Title: The Damned United
Release Date: 27 March 2009
Director: Tom Hooper
Production Co:   Columbia Pictures Corporation
Country:  United Kingdom
Language: English
Genre: Biopic / Sport
Rating: ***1/2

Summary/Review:

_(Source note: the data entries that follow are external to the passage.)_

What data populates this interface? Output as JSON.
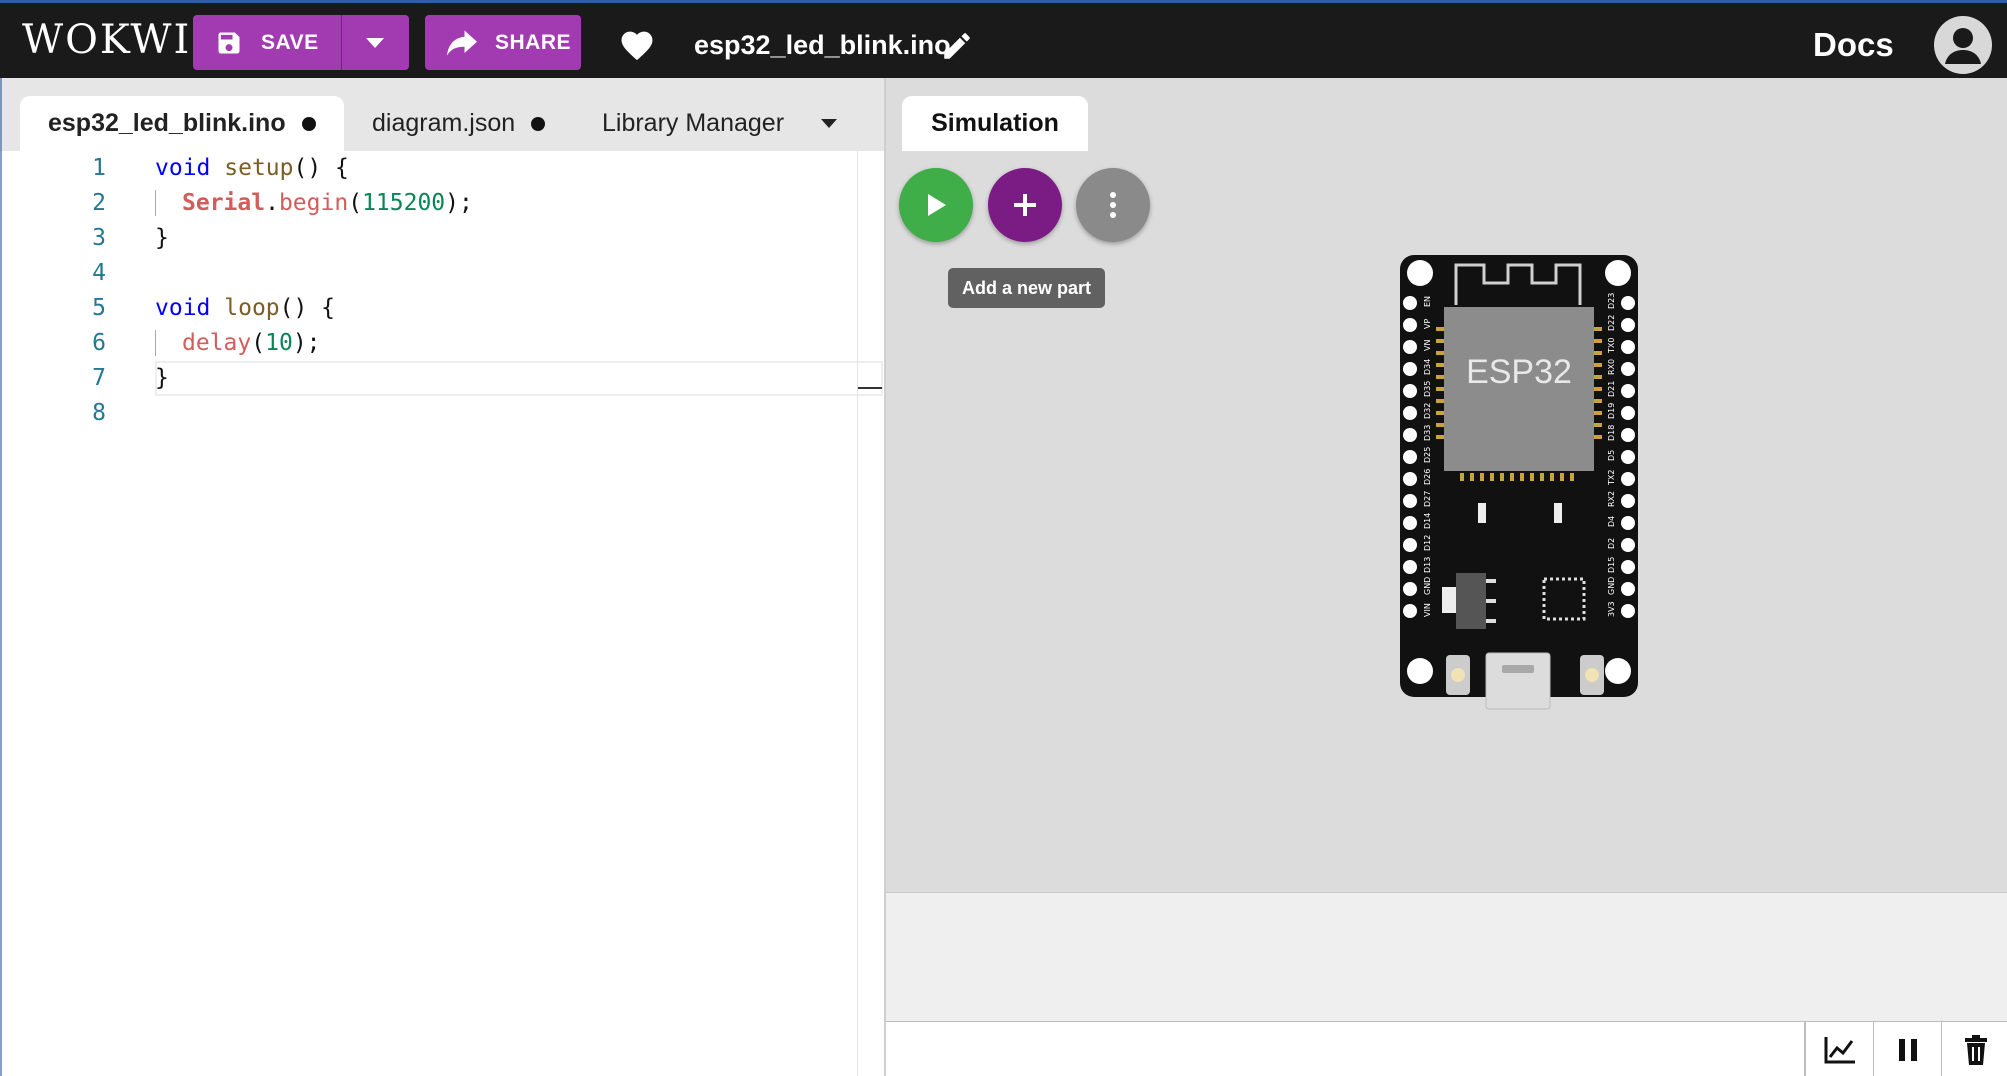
{
  "header": {
    "logo": "WOKWI",
    "save_label": "SAVE",
    "share_label": "SHARE",
    "project_name": "esp32_led_blink.ino",
    "docs_label": "Docs",
    "accent_color": "#a23bb2"
  },
  "editor": {
    "tabs": [
      {
        "label": "esp32_led_blink.ino",
        "modified": true,
        "active": true
      },
      {
        "label": "diagram.json",
        "modified": true,
        "active": false
      },
      {
        "label": "Library Manager",
        "modified": false,
        "active": false
      }
    ],
    "line_numbers": [
      "1",
      "2",
      "3",
      "4",
      "5",
      "6",
      "7",
      "8"
    ],
    "code": {
      "l1_kw": "void",
      "l1_fn": "setup",
      "l1_rest": "() {",
      "l2_obj": "Serial",
      "l2_dot": ".",
      "l2_meth": "begin",
      "l2_open": "(",
      "l2_num": "115200",
      "l2_close": ");",
      "l3": "}",
      "l5_kw": "void",
      "l5_fn": "loop",
      "l5_rest": "() {",
      "l6_meth": "delay",
      "l6_open": "(",
      "l6_num": "10",
      "l6_close": ");",
      "l7": "}"
    }
  },
  "simulation": {
    "tab_label": "Simulation",
    "tooltip": "Add a new part",
    "board_label": "ESP32",
    "pins_left": [
      "EN",
      "VP",
      "VN",
      "D34",
      "D35",
      "D32",
      "D33",
      "D25",
      "D26",
      "D27",
      "D14",
      "D12",
      "D13",
      "GND",
      "VIN"
    ],
    "pins_right": [
      "D23",
      "D22",
      "TX0",
      "RX0",
      "D21",
      "D19",
      "D18",
      "D5",
      "TX2",
      "RX2",
      "D4",
      "D2",
      "D15",
      "GND",
      "3V3"
    ]
  },
  "icons": {
    "save": "floppy-disk-icon",
    "share": "share-arrow-icon",
    "favorite": "heart-icon",
    "edit": "pencil-icon",
    "user": "user-avatar-icon",
    "play": "play-icon",
    "add": "plus-icon",
    "more": "more-vertical-icon",
    "plotter": "chart-line-icon",
    "pause": "pause-icon",
    "clear": "trash-icon"
  }
}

This movie is a highly-fictionalized account of the life of English football manager Brian Clough (Michael Sheen) who was able to lead clubs like Derby County and Nottingham Forest to win the First Division championship.  Central to this film is Clough’s short term as manager of Leeds United, one of the most successful clubs of the 1970s and one Clough had been critical of for their dirty style of play.  The film is set up to focus on Clough’s relationships with two different men.  One is Don Revie (the always great Colm Meaney) Clough’s predecessor as manager at Leeds United.  If the film is to be believed Revie’s slight of Clough at a FA Cup match early Clough’s career provided both the motivation for Clough’s success but also his hubris and ultimate failure at Leeds.  The other relationship is with Clough’s assistant coach Peter Taylor (Timothy Spall) who has great skill at scouting players for the team.  The structure of the film with its historical inaccuracies comes off as melodramatic especially since the true story would make as good or better a film.  The Damned United is saved by brilliant acting performances by the Sheen as the mouthy and flashy Clough, Meaney, and especially Spall’s portrayal of the long-suffering Taylor.  I also enjoyed the gritty football action sequences that capture an era of sport long gone.